● **What the task requires**:
Report every line of the records beneath this task that holds the string "Chalk".

● **Data to use**:
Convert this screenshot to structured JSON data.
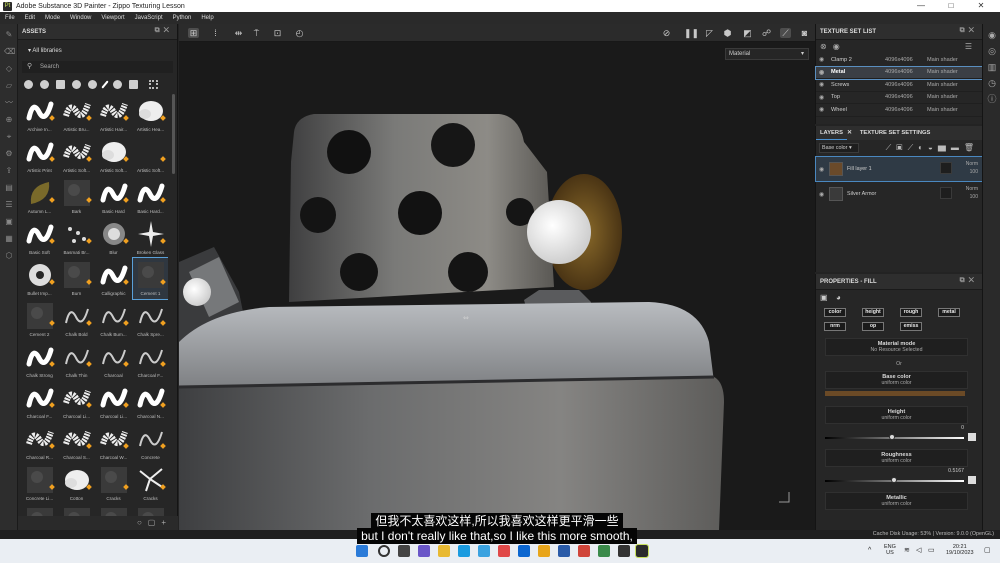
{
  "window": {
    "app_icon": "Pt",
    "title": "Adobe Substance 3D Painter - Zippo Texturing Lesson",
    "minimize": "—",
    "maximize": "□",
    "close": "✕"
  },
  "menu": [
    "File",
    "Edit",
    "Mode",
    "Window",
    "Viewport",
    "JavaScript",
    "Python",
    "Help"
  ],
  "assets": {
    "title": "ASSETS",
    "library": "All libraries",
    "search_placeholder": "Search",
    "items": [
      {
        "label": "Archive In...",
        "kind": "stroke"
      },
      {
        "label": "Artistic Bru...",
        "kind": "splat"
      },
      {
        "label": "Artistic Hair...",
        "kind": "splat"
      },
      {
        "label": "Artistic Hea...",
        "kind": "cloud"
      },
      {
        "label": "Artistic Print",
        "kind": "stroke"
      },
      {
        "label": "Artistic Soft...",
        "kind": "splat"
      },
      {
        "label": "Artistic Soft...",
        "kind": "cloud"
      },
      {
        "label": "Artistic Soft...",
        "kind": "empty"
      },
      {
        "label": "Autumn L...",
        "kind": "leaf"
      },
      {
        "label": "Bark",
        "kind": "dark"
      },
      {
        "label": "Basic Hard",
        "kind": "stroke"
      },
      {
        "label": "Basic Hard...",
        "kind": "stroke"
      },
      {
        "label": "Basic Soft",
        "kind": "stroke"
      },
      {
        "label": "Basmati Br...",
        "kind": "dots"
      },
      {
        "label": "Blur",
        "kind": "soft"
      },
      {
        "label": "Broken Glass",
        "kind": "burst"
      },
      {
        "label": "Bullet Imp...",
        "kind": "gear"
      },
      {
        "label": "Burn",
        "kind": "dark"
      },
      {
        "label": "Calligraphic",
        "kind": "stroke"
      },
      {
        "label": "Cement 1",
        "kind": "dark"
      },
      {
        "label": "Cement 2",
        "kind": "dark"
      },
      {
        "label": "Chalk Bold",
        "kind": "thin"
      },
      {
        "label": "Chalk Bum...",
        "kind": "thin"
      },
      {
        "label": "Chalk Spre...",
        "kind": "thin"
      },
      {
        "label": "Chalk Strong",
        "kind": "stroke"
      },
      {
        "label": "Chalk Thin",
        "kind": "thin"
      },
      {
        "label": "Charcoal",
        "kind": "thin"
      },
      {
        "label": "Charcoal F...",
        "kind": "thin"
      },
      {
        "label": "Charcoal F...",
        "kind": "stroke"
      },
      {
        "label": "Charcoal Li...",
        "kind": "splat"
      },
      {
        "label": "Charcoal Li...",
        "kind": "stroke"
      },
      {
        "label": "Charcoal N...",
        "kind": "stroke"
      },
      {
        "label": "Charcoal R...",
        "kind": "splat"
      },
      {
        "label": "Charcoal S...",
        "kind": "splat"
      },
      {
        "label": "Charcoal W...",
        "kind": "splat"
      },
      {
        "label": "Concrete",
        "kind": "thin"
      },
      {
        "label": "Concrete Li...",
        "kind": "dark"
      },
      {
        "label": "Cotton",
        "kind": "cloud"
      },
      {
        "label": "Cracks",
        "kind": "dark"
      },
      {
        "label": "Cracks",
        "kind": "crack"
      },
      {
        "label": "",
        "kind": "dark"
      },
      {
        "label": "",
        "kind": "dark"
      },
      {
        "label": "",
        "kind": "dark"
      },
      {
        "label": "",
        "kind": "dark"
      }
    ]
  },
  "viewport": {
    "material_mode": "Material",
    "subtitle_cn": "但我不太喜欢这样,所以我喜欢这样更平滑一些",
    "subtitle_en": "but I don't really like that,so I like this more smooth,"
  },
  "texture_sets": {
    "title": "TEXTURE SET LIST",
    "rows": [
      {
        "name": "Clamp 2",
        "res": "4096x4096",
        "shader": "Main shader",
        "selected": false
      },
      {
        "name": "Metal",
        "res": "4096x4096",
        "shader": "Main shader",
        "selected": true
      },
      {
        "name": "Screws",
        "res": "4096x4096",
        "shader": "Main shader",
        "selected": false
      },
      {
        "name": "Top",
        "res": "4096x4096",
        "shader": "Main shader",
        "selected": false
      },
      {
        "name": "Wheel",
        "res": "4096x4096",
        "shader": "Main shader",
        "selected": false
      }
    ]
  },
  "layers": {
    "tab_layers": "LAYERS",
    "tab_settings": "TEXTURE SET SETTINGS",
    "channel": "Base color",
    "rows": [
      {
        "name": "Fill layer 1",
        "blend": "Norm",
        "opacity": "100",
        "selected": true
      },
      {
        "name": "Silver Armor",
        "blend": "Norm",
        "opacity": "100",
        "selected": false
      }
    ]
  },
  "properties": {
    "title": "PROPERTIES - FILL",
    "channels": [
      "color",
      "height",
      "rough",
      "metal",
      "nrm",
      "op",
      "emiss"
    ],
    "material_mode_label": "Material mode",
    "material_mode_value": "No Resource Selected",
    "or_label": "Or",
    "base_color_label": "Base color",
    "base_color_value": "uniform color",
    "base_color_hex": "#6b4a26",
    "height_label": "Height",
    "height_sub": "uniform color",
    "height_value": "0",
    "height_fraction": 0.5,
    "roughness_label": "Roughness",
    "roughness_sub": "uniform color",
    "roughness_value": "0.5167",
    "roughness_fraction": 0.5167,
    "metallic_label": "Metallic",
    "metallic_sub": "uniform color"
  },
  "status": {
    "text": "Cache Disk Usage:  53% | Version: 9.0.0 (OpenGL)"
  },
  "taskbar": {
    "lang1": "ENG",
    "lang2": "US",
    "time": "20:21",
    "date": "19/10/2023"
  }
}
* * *
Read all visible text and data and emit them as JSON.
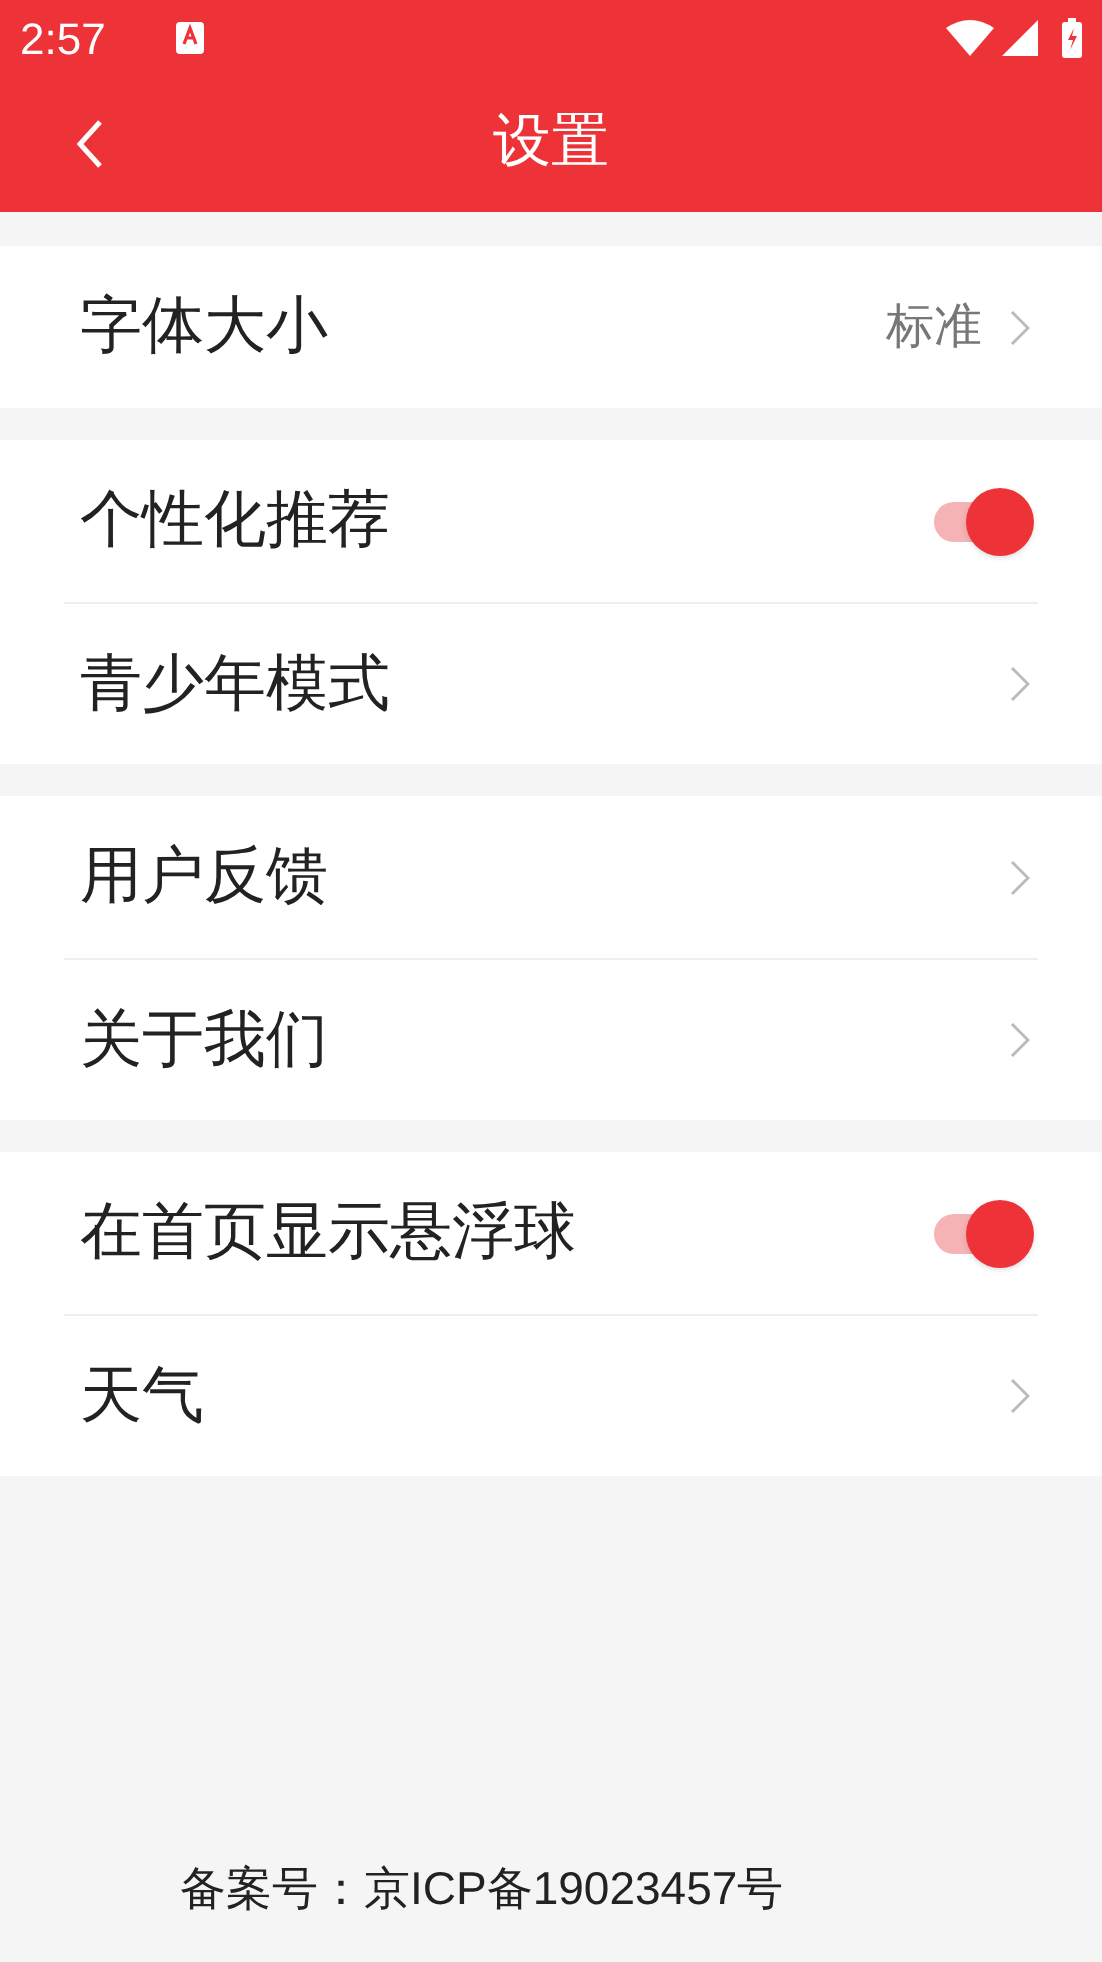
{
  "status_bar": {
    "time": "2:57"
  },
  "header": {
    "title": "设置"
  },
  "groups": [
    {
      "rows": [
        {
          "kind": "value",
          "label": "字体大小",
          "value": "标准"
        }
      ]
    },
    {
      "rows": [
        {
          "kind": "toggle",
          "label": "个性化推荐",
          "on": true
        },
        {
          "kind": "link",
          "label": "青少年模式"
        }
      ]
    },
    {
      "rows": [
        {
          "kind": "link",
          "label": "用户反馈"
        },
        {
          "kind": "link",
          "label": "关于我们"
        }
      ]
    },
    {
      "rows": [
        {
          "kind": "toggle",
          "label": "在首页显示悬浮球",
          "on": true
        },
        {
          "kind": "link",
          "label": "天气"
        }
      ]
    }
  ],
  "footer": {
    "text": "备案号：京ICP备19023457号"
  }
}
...
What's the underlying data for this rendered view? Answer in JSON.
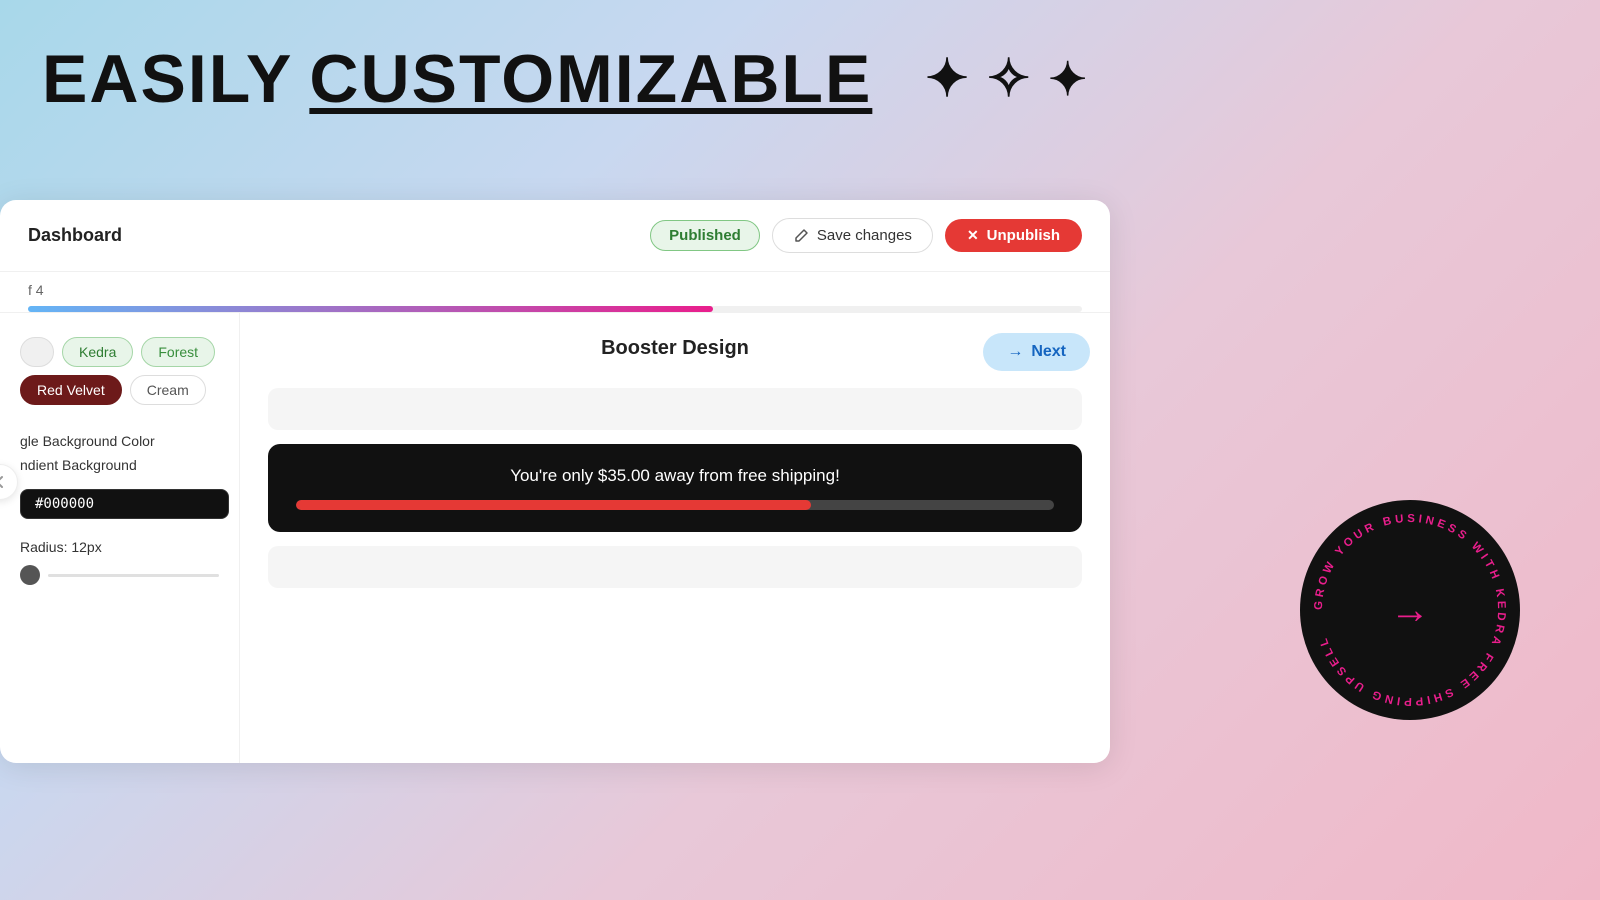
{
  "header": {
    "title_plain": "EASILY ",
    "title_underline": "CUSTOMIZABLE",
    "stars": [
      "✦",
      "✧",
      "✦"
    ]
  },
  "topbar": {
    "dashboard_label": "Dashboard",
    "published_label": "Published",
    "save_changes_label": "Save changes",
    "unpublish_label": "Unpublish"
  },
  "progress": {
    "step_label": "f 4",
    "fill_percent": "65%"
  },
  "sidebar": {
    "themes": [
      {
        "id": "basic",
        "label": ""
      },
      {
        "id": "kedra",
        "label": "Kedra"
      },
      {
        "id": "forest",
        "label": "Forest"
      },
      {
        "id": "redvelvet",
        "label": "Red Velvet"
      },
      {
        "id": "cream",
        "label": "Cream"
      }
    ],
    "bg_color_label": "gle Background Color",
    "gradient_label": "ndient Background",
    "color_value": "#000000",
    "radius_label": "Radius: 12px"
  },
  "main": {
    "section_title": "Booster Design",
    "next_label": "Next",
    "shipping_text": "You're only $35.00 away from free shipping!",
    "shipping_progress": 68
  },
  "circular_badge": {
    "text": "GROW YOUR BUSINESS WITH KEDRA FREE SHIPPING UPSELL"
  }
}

● **Answer**:
        "label": "Chalk Bold",
        "label": "Chalk Bum...",
        "label": "Chalk Spre...",
        "label": "Chalk Strong",
        "label": "Chalk Thin",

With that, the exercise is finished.